What We Didn’t Know About School Choice in 2001

Darned USPS.

It appears that back in 2001 or so, now-Governor of Delaware Jack Markell wrote an opinion piece about private school choice. Because of some snafu at the post office, his letter just recently made it to Education Week.

Though some education issues are evergreen (say, the importance of highly effective teachers and strong content standards), much has changed over the last decade-plus in the world of private school choice. Unfortunately, for Markell (well, and for all of us), his out-of-date column was published.

If the governor could call a do-over, I’m sure he’d make adjustments in at least four areas.

First, he argued for limiting choice to the public system—“among traditional, charter, and magnet schools.” Obviously, 2001 Markell couldn’t have known that the public schools sector would be unable to create the number of seats needed. Indeed, as of last year, more than a million students were on charter waitlists nationwide.

Moreover, there’s no way he could have foreseen that future governors who claimed to support public school choice would actually take action to inhibit charter growth. For example, the Markell of 2001 never would have predicted that the Markell of 2015 would sign a law establishing a moratorium on charters in Delaware’s largest city.

Second, he claimed that there’s no accountability in choice programs.
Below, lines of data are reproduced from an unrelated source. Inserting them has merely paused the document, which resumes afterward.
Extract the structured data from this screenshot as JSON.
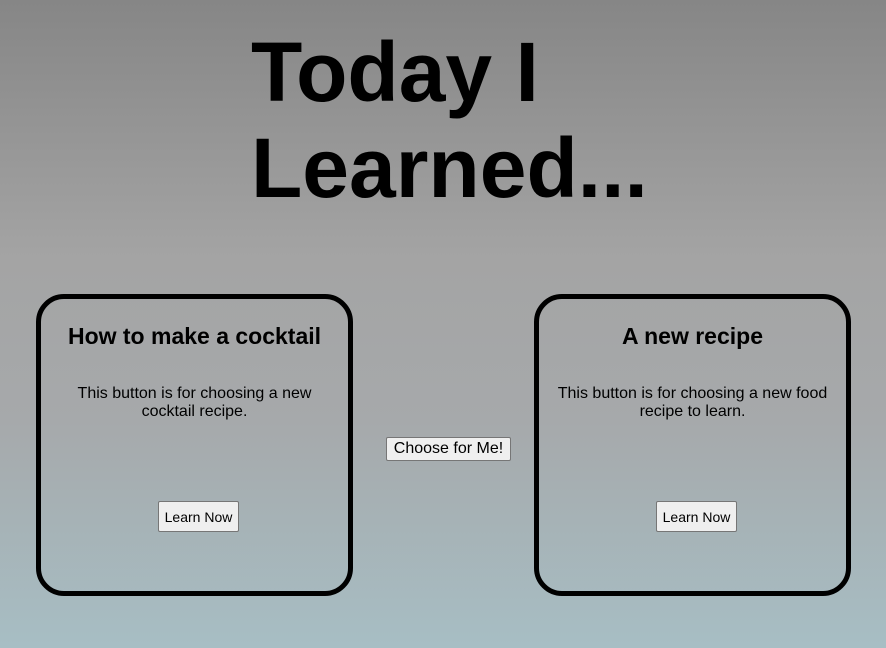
{
  "header": {
    "title": "Today I Learned..."
  },
  "cards": [
    {
      "title": "How to make a cocktail",
      "description": "This button is for choosing a new cocktail recipe.",
      "button_label": "Learn Now"
    },
    {
      "title": "A new recipe",
      "description": "This button is for choosing a new food recipe to learn.",
      "button_label": "Learn Now"
    }
  ],
  "center": {
    "choose_label": "Choose for Me!"
  },
  "colors": {
    "background_top": "#868686",
    "background_bottom": "#a7bec4",
    "border": "#000000",
    "button_bg": "#efefef"
  }
}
But as a recent report from the National Conference of State Legislatures explains, that has changed in major ways since Markell put pen to paper in the heady days of budget surpluses and the AOL-Time Warner merger. As NCSL notes, nearly all states with choice require some combination of assessments, accreditation, seat-time requirements, and indicators of financial strength.

2001 Markell claimed that private school students aren’t required to take state tests. But as we now know, the voucher programs in Indiana, Louisiana, and Wisconsin mandate precisely that. In fact, if a private school underperforms in Louisiana, it’s barred from accepting additional program students. Participating schools in Indiana get letter grades from the state’s accountability system and are prohibited from taking in new program students if they receive a D or F. If a participating Wisconsin school loses accreditation, it’s removed from the program. Moreover, eight other states require participating private schools to administer a nationally norm-referenced test.
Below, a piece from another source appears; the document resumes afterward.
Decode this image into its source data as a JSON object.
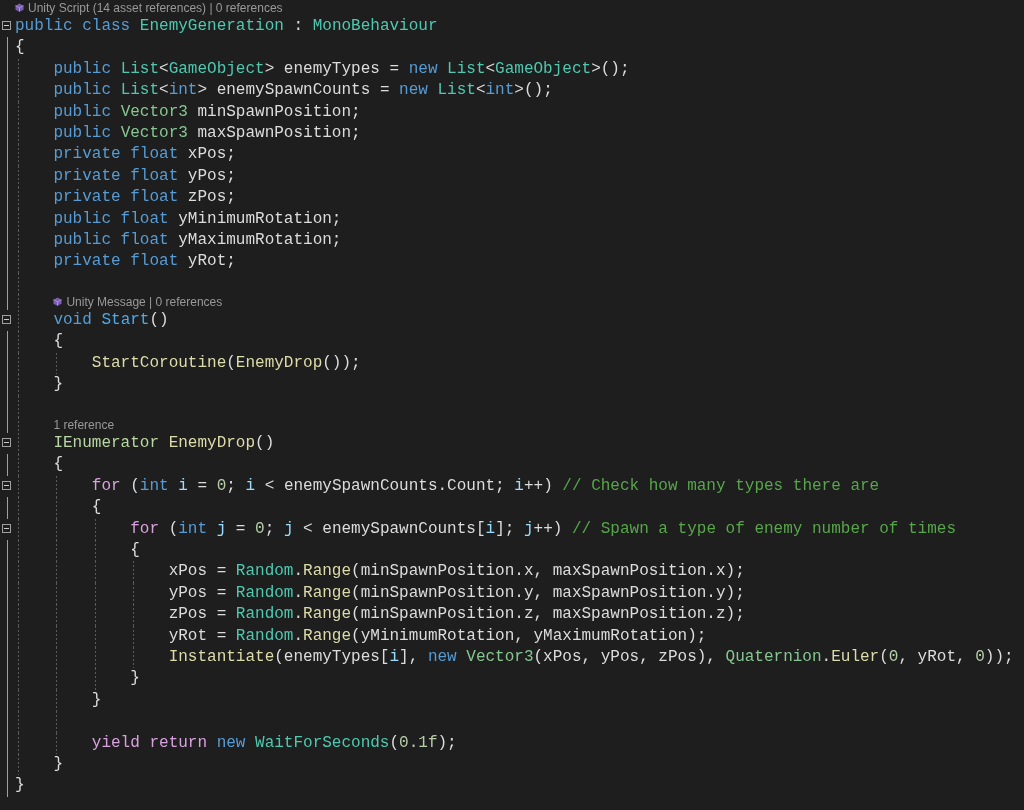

Importantly, private school accountability continues to advance. Some advocate authorizers for schools participating in voucher programs, an approach that would respect private school independence while maintaining public accountability. And all of this is on top of the ultimate accountability lever: parental choice. No student is assigned to a private school. Private school enrollment reflects the affirmative decisions of the most discriminating consumers, families.

Third, while making a legal case against the inclusion of faith-based schools, Markell wrote that “the government should not be in the business of funding programs or institutions that promote one religion over all others.” I suppose Markell can be forgiven for not knowing back in 2001 that the U.S. Supreme Court, the very next year, would declare voucher programs constitutional. The court explained that families independently exercising choice is different from the government preferencing a religion. It found the program in question “entirely neutral” on the issue of religion: “It provides benefits directly to a wide spectrum of individuals….It permits such individuals to exercise genuine choice among options public and private, secular and religious.”

This decision is just one of many (at the state and federal levels) that have upheld choice programs. Indeed, courts, legislatures, and voters have so internalized the constitutionality of private school choice that there are now fifty-six programs in twenty-nine states today.

We might wonder, however, whether Ally McBeal-era Markell was so concerned about government aid reaching private schools that he would’ve opposed Delaware’s students using Pell Grants to attend the religiously affiliated Notre Dame or Emory—or, say, his private school alma maters, Brown and the University of Chicago.

Lastly, Markell wrote of the “unsettled and uneven” performance history of choice programs. Again, unfortunate timing for the governor, as much has happened in the last fourteen years. As one recent brief put it, “Twelve studies using a method called random assignment, the gold standard in the social sciences, have found statistically significant gains in academic achievement from school vouchers. No such study has ever found negative effects.”

I hope Education Week gives Governor Markell a chance to revisit this subject and write a column that reflects all we’ve learned since the early days of the Bush presidency. Perhaps he could engage with those, like Mike McShane, exploring how to best expand the number and quality of private school options. Maybe he wants to consider how faith-based urban schools contribute to social capital or how choice empowers low-income families. Maybe he wants to discuss the burgeoning effort to increase the number of low-income kids in great schools via the “three-sector” approach.

Fortunately, with e-mail now so ubiquitous and reliable, he won’t have to worry about his new piece getting lost in the mail.

– Andy Smarick

This first appeared on Flypaper

Last Updated


Notify Me When Education Next

Posts a Big Story

Business + Editorial Office

Program on Education Policy and Governance
Harvard Kennedy School
79 JFK Street, Cambridge, MA 02138
Phone (617) 496-5488
Fax (617) 496-4428
Email Education_Next@hks.harvard.edu

For subscription service to the printed journal
Phone (617) 496-5488
Email subscriptions@educationnext.org

Copyright © 2024 President & Fellows of Harvard College